Task item:
Exact copy, no pictures: reproduce the lines from the one that holds "Parse this screenshot: output" through the end of the entries.

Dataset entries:
-*-

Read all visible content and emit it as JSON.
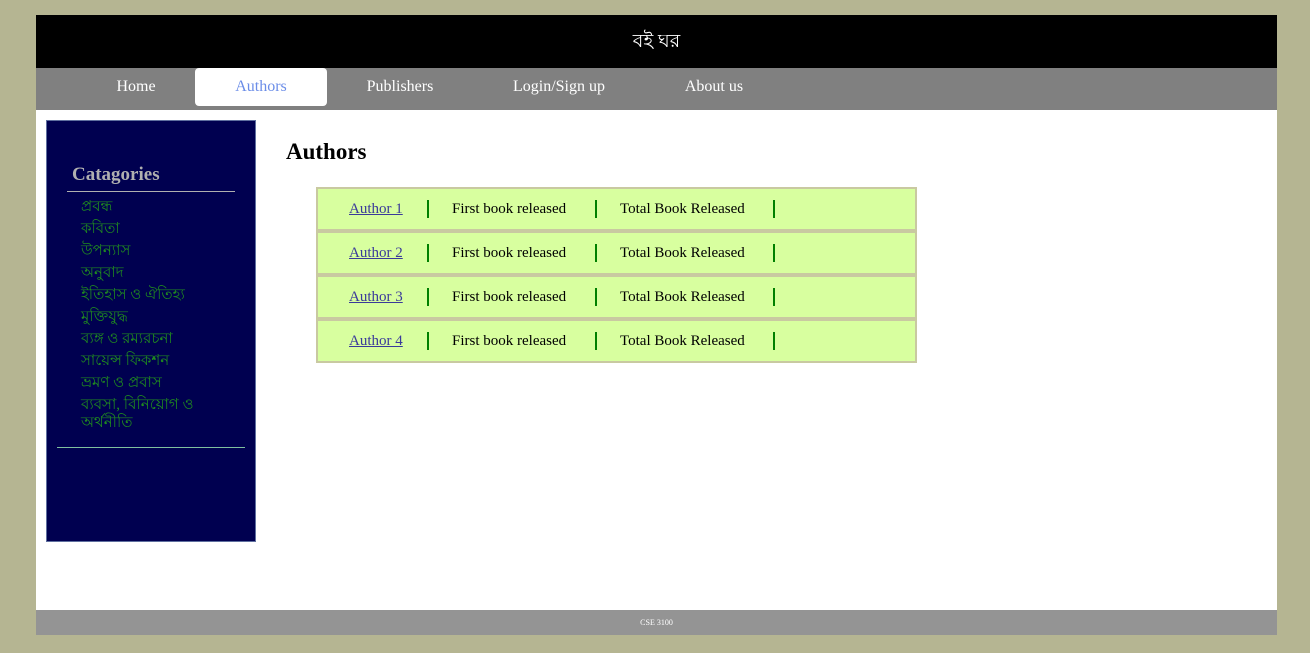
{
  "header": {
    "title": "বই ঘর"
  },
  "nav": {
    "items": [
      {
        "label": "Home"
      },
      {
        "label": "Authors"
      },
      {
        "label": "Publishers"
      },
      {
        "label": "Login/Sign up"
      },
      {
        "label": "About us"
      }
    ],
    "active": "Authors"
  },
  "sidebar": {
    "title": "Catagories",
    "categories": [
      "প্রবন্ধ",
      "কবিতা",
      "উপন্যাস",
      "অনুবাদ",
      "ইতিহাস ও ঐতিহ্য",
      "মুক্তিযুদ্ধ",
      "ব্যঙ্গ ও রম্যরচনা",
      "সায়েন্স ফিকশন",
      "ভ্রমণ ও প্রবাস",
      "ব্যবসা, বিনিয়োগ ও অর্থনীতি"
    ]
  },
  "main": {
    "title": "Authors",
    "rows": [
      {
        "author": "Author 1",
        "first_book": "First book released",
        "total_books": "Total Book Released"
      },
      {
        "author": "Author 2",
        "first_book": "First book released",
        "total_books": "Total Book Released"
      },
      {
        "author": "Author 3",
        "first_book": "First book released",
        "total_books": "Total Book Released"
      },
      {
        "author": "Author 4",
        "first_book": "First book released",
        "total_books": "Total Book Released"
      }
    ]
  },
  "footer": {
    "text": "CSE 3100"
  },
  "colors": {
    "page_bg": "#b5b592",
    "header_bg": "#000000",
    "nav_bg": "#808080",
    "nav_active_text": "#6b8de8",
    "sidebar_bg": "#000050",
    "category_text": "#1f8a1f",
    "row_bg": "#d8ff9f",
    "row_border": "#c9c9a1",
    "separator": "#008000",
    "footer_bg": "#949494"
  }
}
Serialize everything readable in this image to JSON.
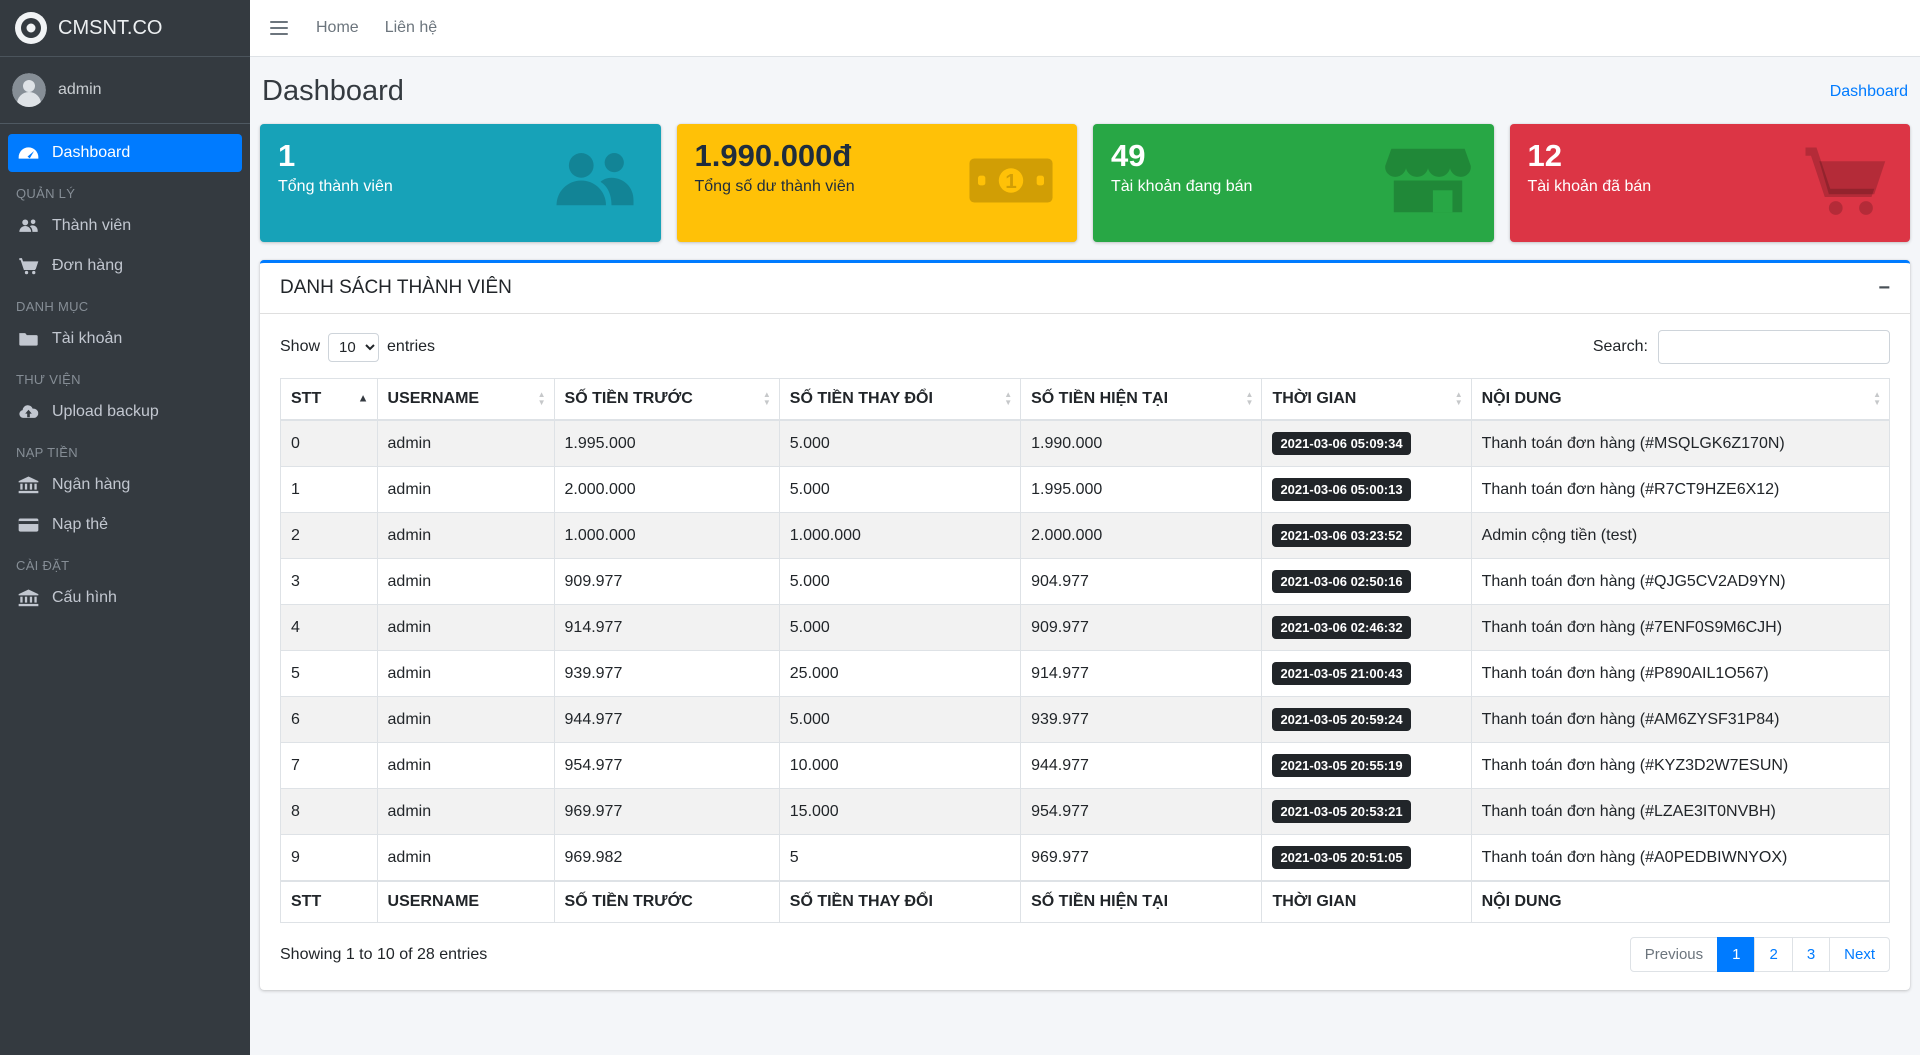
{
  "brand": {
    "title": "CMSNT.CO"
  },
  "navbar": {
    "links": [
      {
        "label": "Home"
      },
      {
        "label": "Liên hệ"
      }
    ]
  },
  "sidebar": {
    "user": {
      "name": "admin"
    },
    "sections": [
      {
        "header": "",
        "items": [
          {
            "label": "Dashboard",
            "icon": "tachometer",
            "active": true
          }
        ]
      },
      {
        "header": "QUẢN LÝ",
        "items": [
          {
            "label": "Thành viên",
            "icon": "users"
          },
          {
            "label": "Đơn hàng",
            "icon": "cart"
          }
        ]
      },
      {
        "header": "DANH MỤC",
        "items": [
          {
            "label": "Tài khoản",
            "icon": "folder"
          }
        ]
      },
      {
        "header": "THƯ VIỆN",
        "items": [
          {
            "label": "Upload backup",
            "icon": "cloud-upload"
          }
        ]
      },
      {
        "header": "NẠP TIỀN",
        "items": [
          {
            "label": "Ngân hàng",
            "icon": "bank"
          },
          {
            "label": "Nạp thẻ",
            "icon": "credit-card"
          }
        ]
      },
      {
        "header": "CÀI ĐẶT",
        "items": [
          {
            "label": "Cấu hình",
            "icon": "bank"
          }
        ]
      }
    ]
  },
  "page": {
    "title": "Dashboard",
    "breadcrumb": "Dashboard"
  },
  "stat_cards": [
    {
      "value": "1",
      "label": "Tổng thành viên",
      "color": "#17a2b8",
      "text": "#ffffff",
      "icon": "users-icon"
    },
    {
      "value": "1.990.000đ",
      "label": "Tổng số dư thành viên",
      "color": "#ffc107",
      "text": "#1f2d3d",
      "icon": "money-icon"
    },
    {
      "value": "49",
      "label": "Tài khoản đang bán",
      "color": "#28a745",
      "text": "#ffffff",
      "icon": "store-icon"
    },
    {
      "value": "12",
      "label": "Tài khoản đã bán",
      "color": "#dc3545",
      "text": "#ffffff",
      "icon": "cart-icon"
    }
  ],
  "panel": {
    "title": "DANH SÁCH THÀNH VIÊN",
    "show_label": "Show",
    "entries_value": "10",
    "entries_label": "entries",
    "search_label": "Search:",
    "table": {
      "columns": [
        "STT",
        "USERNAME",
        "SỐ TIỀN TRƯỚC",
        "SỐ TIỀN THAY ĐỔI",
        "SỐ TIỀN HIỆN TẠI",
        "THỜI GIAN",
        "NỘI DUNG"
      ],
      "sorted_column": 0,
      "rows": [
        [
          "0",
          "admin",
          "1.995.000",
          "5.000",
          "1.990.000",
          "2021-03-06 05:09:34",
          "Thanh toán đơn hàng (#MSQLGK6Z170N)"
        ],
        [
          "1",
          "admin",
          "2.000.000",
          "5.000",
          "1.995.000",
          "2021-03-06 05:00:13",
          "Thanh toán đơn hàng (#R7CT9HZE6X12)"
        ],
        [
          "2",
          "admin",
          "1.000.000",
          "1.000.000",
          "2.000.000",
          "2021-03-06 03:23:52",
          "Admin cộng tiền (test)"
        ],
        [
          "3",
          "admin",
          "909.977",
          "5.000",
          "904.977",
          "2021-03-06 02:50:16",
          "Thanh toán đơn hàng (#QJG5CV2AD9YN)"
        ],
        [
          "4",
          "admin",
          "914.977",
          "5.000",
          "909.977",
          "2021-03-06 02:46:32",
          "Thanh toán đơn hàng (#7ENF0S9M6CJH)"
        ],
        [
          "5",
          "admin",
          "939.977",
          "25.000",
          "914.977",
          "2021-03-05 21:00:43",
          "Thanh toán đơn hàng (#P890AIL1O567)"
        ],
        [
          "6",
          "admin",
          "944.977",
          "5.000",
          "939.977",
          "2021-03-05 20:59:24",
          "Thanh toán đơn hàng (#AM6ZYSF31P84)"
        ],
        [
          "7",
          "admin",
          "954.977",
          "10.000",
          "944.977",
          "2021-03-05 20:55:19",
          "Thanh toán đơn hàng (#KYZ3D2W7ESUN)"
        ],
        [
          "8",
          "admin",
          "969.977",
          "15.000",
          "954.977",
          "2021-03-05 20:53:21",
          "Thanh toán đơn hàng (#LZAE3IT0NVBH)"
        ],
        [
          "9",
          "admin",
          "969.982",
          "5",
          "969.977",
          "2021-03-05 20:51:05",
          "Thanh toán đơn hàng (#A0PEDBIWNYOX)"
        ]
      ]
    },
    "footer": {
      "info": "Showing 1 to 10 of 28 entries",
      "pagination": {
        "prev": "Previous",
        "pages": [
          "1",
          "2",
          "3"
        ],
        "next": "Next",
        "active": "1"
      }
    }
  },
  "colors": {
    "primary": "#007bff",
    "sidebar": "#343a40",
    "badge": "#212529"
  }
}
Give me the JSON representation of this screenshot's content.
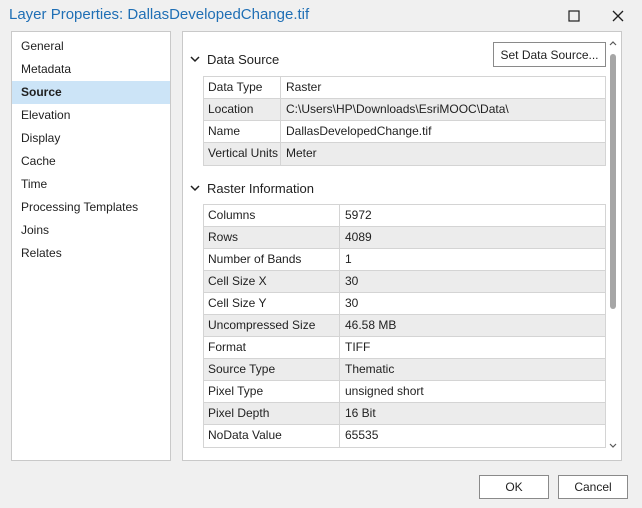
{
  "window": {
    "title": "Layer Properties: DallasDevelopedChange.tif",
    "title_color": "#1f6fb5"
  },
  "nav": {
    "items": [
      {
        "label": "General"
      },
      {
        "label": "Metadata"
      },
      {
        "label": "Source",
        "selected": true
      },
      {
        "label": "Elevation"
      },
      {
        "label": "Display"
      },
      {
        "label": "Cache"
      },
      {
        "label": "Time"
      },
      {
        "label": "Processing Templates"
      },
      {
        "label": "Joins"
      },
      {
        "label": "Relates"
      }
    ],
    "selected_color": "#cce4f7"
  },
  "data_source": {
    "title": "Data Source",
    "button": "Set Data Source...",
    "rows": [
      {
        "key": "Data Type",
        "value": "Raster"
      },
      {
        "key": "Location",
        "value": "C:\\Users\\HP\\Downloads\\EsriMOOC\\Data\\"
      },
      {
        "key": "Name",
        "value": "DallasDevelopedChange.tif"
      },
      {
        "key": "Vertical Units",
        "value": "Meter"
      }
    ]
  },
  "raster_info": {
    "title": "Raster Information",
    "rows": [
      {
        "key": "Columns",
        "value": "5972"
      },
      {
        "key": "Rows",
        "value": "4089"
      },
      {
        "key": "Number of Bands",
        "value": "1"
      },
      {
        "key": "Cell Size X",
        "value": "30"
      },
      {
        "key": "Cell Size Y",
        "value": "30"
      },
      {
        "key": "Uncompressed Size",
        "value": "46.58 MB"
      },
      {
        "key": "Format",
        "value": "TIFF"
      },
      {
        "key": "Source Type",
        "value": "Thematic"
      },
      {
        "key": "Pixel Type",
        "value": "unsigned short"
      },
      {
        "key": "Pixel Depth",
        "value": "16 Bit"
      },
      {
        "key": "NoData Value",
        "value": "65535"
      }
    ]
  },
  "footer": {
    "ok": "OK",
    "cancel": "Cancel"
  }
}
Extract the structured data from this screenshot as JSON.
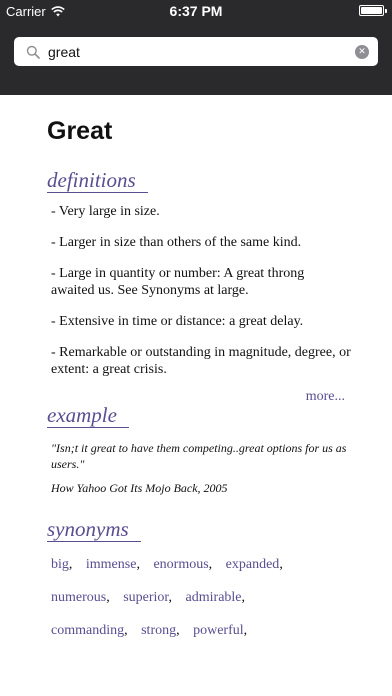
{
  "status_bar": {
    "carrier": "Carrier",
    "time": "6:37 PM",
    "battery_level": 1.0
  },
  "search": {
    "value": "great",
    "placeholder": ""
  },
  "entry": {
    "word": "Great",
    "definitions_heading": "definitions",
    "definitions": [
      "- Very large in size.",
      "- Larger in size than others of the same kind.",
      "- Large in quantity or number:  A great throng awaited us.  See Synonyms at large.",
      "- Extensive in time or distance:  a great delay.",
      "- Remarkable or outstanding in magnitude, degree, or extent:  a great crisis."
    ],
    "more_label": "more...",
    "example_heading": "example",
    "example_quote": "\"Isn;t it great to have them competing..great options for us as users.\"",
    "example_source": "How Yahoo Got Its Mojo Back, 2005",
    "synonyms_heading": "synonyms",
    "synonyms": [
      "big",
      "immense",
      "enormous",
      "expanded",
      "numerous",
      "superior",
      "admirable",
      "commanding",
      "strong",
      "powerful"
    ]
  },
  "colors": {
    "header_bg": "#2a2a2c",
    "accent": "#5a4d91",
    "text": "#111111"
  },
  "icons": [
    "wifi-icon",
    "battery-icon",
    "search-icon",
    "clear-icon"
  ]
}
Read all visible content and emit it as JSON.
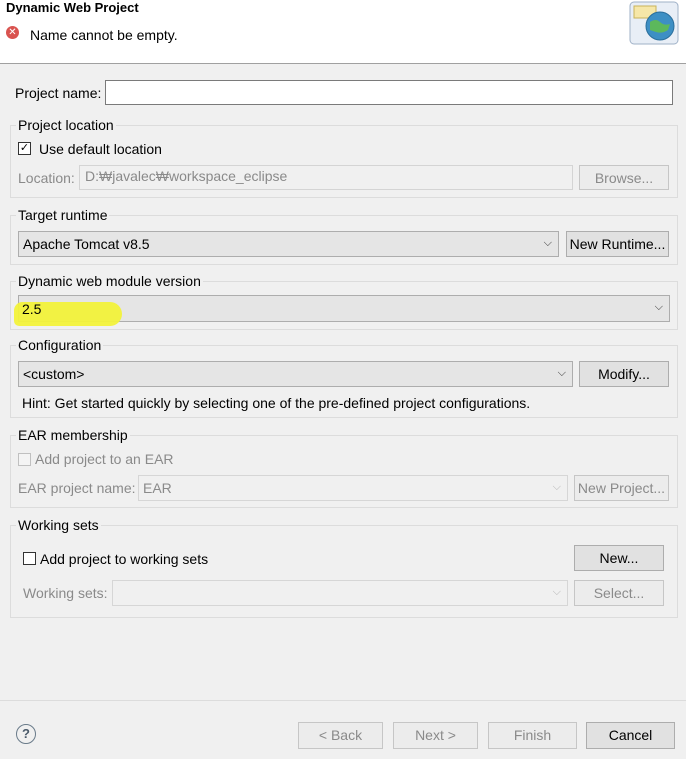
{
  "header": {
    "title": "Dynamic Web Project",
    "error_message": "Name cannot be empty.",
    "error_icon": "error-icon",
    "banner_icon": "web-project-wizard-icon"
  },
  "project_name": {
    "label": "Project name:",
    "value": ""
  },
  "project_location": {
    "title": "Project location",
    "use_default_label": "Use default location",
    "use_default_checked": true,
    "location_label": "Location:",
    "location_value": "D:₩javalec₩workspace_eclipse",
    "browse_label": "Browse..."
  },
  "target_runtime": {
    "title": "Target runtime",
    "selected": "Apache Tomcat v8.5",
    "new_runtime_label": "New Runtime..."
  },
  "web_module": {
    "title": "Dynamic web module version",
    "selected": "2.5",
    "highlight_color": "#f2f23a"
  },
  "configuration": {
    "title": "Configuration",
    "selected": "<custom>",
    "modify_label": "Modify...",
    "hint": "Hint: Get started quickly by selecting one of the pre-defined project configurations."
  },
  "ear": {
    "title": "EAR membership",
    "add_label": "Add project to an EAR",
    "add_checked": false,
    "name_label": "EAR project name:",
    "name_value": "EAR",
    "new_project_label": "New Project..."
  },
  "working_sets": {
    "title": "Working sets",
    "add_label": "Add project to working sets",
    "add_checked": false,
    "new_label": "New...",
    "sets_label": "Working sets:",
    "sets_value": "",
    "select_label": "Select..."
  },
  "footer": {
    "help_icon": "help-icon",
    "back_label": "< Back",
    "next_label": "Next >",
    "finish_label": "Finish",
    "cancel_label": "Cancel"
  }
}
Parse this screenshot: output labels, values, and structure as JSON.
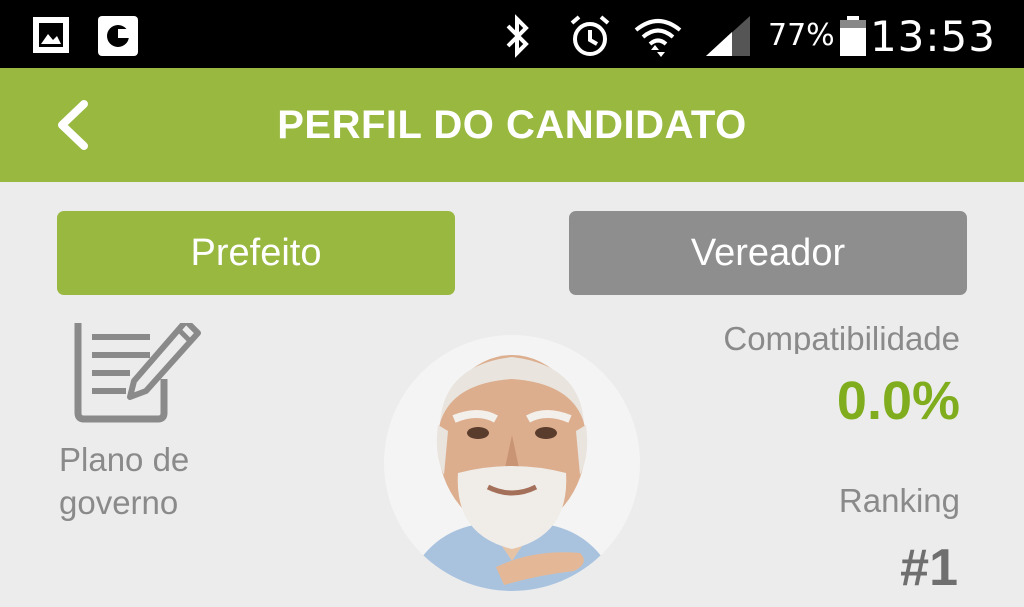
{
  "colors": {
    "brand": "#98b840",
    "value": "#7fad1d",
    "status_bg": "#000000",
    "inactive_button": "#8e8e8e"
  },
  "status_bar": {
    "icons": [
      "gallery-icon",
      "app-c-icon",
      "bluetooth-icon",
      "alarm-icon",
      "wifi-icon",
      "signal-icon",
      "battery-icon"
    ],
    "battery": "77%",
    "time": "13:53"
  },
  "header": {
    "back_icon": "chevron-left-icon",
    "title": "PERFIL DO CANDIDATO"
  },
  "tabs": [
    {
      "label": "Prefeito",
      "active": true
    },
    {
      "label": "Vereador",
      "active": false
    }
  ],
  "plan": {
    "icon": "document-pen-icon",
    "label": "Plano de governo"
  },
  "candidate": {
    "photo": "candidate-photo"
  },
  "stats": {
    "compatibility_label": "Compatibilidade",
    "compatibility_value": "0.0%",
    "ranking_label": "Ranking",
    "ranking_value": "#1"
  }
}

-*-

Task solution:
Parse this screenshot: output labels, values, and structure as JSON.
{
  "colors": {
    "brand": "#98b840",
    "value": "#7fad1d",
    "status_bg": "#000000",
    "inactive_button": "#8e8e8e"
  },
  "status_bar": {
    "icons": [
      "gallery-icon",
      "app-c-icon",
      "bluetooth-icon",
      "alarm-icon",
      "wifi-icon",
      "signal-icon",
      "battery-icon"
    ],
    "battery": "77%",
    "time": "13:53"
  },
  "header": {
    "back_icon": "chevron-left-icon",
    "title": "PERFIL DO CANDIDATO"
  },
  "tabs": [
    {
      "label": "Prefeito",
      "active": true
    },
    {
      "label": "Vereador",
      "active": false
    }
  ],
  "plan": {
    "icon": "document-pen-icon",
    "label": "Plano de governo"
  },
  "candidate": {
    "photo": "candidate-photo"
  },
  "stats": {
    "compatibility_label": "Compatibilidade",
    "compatibility_value": "0.0%",
    "ranking_label": "Ranking",
    "ranking_value": "#1"
  }
}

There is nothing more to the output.